[Given data Boundary: Start]
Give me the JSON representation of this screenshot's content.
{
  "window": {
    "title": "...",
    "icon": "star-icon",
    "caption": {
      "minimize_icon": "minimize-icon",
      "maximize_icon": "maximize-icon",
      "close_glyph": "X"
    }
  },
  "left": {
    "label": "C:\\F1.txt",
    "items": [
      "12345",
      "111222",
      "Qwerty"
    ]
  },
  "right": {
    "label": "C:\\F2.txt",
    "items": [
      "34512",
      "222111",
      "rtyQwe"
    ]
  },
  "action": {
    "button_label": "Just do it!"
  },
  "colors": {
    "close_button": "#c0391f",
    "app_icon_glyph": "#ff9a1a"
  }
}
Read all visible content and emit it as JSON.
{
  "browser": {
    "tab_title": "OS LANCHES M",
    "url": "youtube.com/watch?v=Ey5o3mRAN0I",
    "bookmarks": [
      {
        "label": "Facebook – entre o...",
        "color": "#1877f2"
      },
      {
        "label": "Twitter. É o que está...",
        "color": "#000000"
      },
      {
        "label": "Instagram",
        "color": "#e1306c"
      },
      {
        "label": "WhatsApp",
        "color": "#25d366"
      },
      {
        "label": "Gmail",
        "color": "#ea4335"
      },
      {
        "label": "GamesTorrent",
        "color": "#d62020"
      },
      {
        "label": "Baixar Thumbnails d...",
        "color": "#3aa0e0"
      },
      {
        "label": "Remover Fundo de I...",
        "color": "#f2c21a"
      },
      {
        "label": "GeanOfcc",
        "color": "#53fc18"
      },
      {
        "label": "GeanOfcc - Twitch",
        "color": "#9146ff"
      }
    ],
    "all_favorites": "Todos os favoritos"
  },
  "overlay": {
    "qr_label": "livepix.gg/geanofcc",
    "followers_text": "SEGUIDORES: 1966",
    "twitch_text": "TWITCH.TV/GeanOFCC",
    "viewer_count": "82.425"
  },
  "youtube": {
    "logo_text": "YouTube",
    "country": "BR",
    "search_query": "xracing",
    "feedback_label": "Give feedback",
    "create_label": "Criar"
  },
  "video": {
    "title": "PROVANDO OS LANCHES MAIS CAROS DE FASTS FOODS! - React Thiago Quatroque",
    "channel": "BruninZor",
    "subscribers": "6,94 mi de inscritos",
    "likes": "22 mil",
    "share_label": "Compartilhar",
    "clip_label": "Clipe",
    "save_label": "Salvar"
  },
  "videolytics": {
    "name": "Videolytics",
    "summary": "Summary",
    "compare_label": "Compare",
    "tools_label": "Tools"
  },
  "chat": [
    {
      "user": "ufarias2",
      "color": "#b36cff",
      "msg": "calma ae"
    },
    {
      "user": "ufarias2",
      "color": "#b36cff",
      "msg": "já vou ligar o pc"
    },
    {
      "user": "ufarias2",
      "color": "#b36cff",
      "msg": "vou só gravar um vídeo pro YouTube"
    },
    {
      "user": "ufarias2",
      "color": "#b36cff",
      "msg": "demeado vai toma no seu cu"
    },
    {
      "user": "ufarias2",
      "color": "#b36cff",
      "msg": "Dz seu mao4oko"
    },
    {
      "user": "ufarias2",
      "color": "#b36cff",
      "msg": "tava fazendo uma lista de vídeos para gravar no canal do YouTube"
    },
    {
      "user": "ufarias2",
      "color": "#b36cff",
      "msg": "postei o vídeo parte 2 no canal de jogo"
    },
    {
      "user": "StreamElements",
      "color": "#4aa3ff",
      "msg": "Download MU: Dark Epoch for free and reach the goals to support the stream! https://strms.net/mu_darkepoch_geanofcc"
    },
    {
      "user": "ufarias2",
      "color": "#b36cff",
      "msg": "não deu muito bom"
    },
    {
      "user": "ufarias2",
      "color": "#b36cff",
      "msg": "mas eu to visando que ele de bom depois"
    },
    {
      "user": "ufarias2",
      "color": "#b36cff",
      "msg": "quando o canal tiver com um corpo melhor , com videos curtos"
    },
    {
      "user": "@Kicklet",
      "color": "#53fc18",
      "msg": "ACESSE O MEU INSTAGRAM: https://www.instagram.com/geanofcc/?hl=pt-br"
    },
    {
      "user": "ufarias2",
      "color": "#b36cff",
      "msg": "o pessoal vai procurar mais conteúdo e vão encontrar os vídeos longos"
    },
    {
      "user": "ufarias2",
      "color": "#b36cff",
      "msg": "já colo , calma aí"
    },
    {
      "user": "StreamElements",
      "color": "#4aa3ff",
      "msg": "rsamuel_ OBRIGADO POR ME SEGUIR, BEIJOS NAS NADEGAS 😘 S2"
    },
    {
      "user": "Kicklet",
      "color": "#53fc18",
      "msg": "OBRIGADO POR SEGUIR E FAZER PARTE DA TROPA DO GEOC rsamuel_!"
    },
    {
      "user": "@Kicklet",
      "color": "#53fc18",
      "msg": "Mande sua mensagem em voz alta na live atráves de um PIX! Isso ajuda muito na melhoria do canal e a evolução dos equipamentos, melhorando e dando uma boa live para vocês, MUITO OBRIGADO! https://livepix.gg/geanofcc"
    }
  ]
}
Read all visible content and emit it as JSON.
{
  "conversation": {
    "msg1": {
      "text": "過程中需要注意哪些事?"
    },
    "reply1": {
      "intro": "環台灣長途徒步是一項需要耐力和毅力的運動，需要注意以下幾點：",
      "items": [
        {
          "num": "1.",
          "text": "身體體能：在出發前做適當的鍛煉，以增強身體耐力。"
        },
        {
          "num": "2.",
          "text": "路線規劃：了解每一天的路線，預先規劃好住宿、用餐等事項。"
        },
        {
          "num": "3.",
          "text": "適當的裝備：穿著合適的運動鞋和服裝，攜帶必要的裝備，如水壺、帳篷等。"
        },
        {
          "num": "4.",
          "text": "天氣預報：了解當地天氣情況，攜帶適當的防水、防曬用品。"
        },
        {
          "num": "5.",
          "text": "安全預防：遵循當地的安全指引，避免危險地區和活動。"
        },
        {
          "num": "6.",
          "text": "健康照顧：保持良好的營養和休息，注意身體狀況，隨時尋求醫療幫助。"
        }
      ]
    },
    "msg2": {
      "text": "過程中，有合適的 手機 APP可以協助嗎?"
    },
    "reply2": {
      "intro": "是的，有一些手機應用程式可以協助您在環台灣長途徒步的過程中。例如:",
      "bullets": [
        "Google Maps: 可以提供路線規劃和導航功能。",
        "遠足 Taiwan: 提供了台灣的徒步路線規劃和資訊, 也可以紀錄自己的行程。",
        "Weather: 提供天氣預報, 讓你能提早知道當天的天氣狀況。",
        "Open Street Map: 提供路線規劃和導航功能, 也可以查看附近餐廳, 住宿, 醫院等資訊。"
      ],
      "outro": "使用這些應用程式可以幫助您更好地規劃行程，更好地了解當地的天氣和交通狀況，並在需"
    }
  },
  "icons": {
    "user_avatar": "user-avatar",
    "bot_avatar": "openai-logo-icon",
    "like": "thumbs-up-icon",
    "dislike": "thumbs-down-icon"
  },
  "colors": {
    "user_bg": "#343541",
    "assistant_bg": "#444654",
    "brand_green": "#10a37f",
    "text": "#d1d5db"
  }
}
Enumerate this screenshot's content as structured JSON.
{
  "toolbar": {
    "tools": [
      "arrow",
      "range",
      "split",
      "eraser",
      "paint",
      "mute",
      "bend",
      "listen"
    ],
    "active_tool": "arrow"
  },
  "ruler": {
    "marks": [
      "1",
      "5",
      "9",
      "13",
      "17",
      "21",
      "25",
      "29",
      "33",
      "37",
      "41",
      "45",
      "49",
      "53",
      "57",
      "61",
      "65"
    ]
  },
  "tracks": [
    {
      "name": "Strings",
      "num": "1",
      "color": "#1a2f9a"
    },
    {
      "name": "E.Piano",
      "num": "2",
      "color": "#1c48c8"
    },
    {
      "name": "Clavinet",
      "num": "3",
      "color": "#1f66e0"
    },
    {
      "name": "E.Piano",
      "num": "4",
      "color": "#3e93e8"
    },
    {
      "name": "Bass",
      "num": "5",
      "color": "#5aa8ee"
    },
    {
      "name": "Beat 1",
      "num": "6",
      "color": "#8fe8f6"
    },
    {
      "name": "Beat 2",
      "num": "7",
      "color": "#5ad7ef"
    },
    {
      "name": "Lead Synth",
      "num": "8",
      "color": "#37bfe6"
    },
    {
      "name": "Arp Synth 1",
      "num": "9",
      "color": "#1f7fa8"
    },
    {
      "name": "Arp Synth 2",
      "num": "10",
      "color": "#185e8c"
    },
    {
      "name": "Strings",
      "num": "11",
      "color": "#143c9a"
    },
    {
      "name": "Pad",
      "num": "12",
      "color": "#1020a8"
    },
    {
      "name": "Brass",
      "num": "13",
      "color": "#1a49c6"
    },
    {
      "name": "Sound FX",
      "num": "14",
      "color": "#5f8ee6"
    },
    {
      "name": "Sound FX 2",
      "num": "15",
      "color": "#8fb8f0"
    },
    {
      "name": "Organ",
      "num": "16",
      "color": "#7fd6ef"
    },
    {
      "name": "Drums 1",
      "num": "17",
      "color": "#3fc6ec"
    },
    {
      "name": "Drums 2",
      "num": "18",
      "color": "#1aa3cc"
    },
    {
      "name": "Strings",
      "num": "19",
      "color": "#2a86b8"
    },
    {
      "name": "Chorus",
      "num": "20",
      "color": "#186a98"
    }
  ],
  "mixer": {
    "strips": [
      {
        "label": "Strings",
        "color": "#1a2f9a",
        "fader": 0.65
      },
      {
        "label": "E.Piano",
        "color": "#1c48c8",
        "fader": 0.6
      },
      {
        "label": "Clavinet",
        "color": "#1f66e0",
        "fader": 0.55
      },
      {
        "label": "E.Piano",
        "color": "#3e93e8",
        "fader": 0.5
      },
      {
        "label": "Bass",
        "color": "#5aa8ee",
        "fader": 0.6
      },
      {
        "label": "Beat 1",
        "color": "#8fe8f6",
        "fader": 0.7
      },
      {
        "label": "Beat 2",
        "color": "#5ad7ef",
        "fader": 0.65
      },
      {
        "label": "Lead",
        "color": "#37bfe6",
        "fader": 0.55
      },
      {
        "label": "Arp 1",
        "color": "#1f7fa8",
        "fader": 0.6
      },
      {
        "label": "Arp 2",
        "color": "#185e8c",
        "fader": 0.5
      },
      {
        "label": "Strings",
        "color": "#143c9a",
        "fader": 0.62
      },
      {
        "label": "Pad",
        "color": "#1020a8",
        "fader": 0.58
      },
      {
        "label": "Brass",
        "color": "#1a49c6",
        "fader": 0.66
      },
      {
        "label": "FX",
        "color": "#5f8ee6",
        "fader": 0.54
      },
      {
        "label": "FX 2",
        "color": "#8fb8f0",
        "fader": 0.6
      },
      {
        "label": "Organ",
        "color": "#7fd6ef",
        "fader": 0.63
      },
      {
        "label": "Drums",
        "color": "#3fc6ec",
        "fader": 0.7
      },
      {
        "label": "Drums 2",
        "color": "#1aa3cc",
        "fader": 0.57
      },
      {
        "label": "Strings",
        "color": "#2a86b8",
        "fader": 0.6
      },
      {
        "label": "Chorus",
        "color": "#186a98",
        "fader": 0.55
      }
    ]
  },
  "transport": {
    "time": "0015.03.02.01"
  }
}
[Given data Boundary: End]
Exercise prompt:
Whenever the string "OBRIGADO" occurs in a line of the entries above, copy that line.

Answer to this task:
      "msg": "rsamuel_ OBRIGADO POR ME SEGUIR, BEIJOS NAS NADEGAS 😘 S2"
      "msg": "OBRIGADO POR SEGUIR E FAZER PARTE DA TROPA DO GEOC rsamuel_!"
      "msg": "Mande sua mensagem em voz alta na live atráves de um PIX! Isso ajuda muito na melhoria do canal e a evolução dos equipamentos, melhorando e dando uma boa live para vocês, MUITO OBRIGADO! https://livepix.gg/geanofcc"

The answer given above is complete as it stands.